Not all rats look exactly alike, even animated ones. But there's a real resemblance between a rat in "The Nut Job," the new film by Peter Lepeniotis, and Remy, the main character in "Ratatouille," that wonderful 2007 Pixar film.
3 (out of five stars)
Cast: The voices of Katherine Heigl, Brendan Fraser, Will Arnett, Maya Rudolph, Liam Neeson
Rated: PG for mild action and rude humor
Running time: 1 hour, 26 minutes
And that's not a good thing for "The Nut Job," because anyone who makes that connection will be likely also remembering how "Ratatouille" showed so beautifully that an animated film, done with the right skill and imagination, can be equally enchanting to kids and adults. Something that "The Nut Job," a decent but frankly forgettable entry to the animal-centered animated film oeuvre, does not.
The movie certainly looks nice. Colors are vibrant, particularly the reddish autumn shades of trees in Liberty Park, in fictional Oakton City, where much of the action takes place. There's a lovely moment where shimmering water reflects the leaves above. And the whole thing has a period feel - mid-20th century - which is appealing, though confusing, too, when you see characters break into what looks like very 21st-century dancing at one point.
Like most animated films these days, "The Nut Job," a joint Canadian-South Korean-U.S. production, trades on its celebrity voices, which here include Katherine Heigl, Brendan Fraser, Will Arnett, Maya Rudolph and, most recognizably, Liam Neeson, who sometimes sounds like he could be on a Shakespearean stage.
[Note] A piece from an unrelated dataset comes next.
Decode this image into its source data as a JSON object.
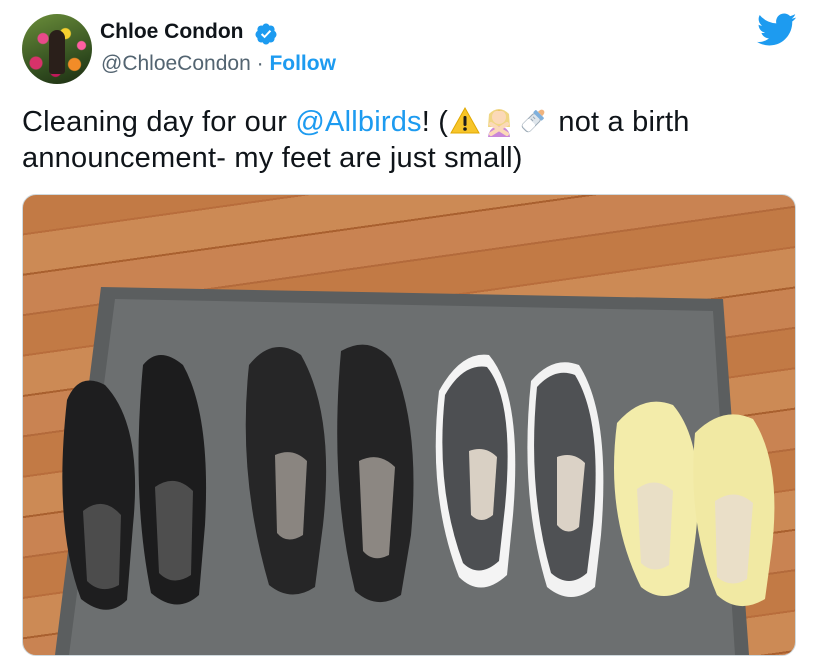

Not that you could call this dialogue Shakespearean. Or even witty. This being a film about squirrels and their nuts, kids will enjoy the "nut" puns, and parents will groan. "Let's not get too nutty about this," one character says. "Sorry, I went a little nuts," says another. The movie's slogan: "No nuts, no glory."
Well, at least there's an interesting digression on the existential nature of peanut brittle. Is it, someone asks, a nut or a candy?
"Both," comes the considered reply.
The story, based on Lepeniotis' short film, "Surly Squirrel," is simple: The animals in Liberty Park, ruled by a gruff raccoon (Neeson, of course) ominously just named Raccoon, are facing a severe nut shortage just as winter is approaching. Surly the squirrel (Arnett), who thinks only of himself, has somehow set fire to the winter stockpile. (Watch for the nice shot of popping corn kernels from an exploding tree - it will remind you there's a reason you're wearing those 3D glasses.)
But Surly doesn't seem willing to help solve the situation, and he's banished from the park to the city.
There, he discovers a nut shop - cashews, peanuts, hazelnuts, you name it. If he can snag that booty, he'll be golden for the winter, though that won't necessarily help out his furry friends in the park, led by the feisty Andie (Heigl).
Of course, there's a big complication. A group of human lowlifes plotting a bank heist have their own connections to the nut stash, for reasons unrelated to nutrition.
So who'll win out, the human criminals or the park animals? And will Surly remain, er, surly and uncooperative, or will he work with the others? And what about Raccoon? Is there something menacing in that deep, husky voice?
Parents may concern themselves with these issues, while kids may simply be focusing on the puns, and, oh yes, the fart jokes.
And if they get tired of those, there's always the animated PSY - yes, that PSY - at the end, singing and dancing his way through "Gangnam Style" as the credits roll. Never mind that this movie is supposed to take place some 50 years before the song came out. It's all mildly entertaining.